Although I have no recollection of ever meeting anyone who actually had somebody's eye out with that, I recall being warned about the possibility on several occasions. Raspberry canes, in the wrong hands, must be the world's deadliest anti-ocular device.
Lectures about risk were regular. Walk downstairs properly not on the outside of the bannisters. Don't run with a drink in your hand. Don't hit your sister with that whatever was to hand.
In fact I paid little attention to those rules and the only occasion in my childhood I can recall attending Selly Oak Accident Hospital was preceded by the statement 'Mum I dug up an old light bulb.' I still have the scar in the palm of my left hand. Don't run excitedly to your mother with an old light bulb in your hand. Good advice that but I had never been given it.

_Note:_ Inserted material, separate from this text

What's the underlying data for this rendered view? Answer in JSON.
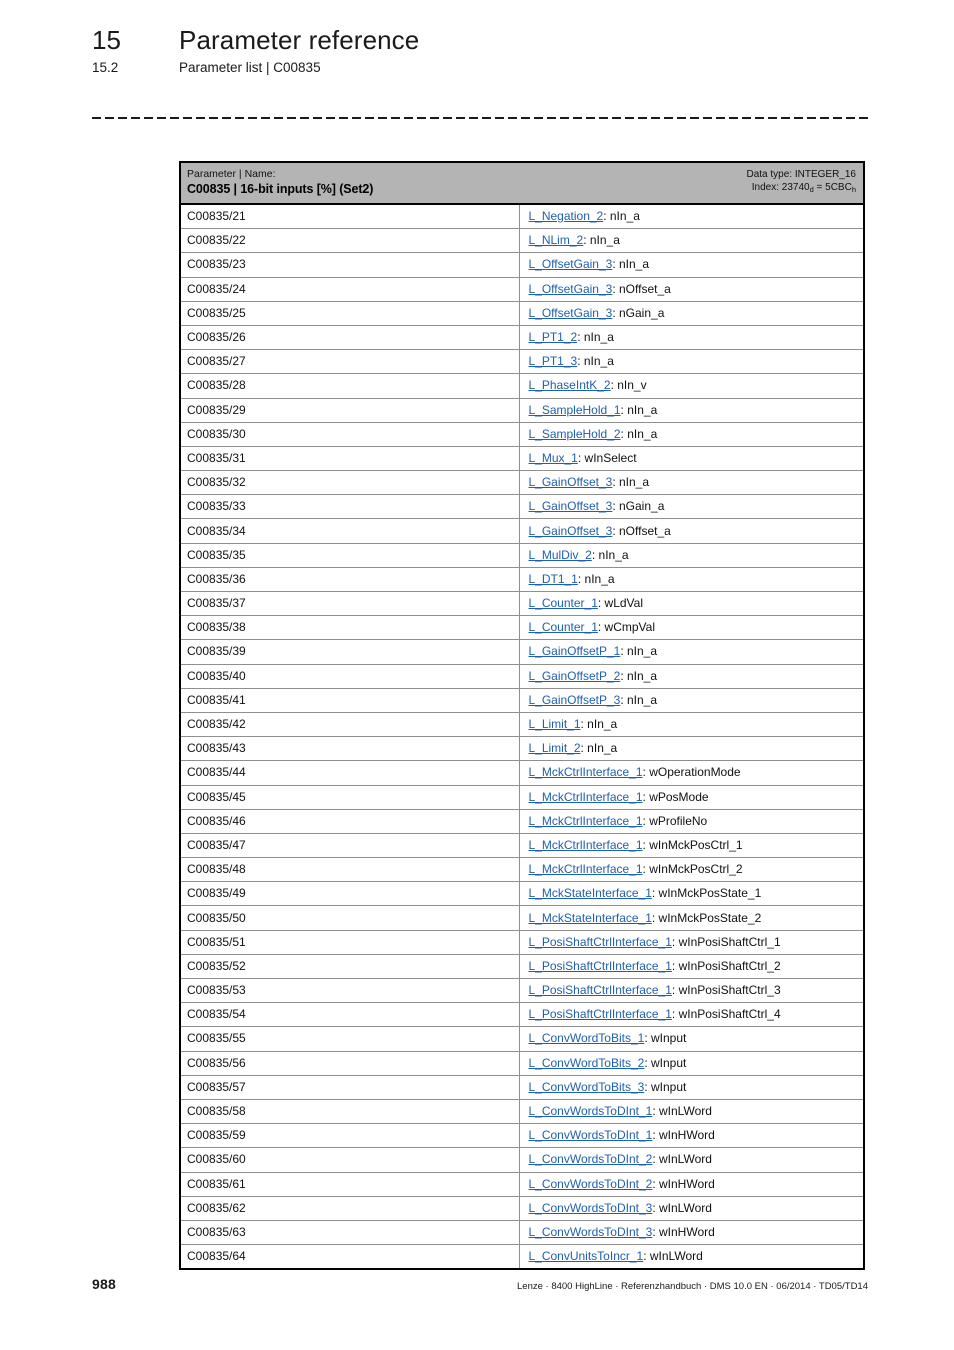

In fact my parents had a strange attitude to risk. Living in a massive old Victorian house, much of which had fallen into disrepair, was a permanent adventure and we were allowed to play with things we found. Hide and seek could include an oily inspection pit in the garage. Building games took place with old bits of rough wood leading to splinters. Many of the planks we found had nails sticking out of them but nobody seemed to mind as long as we had a tetanus jab from time to time and always cleaned any wounds with Dettol.
The one thing that was an absolute no was playing in the front. In the street. This was not, as far as I could tell, because of the risk of abduction. Such things were not heard of in the early sixties and even the Moors murders failed to make a mark since the moors were in the north and it was well known that northern murderers never came south of Derby.
Neither was it a risk of car accident. Oakfield Road is a long straight suburban road where you could see and hear a car approaching easily and if you couldn't the gene pool would surely find other ways of removing you. In fact Oakfield Road was used by a local garage as a brake-testing strip in the days when that was done by mechanics not computers. It was a long, straight road with a thirty mile an hour limit where many drivers were expecting to jam on their brakes at some point. I doubt if there was a safer street in Brum.
No. The problem with playing out was that it was common. The sort of thing the people in Croydon and Luton Road did. And my mother required me, if going down to the shops, not to walk down Croydon Road for fear that I might catch working-classness.
I thought about this afresh today having observed a couple of builders place their ladder in the road on a busy blind corner. Then they proceeded to remove a piece of rotten wood and replace it with a stone lintel. Gloves to protect from splinters? Pah. Eye protection and face masks from the brick dust and chips? No way. Protective footwear? One had bare feet and the other wore flip-flops.
Discussing Gozitans' maniacal approach to risk - apprentice builders have to walk round the top of an uncompleted house wall before the roof is in place to show they are made of the right stuff - I recall the words of a travel rep some years back, 'Last week a priest fell down a hole; what can you do?'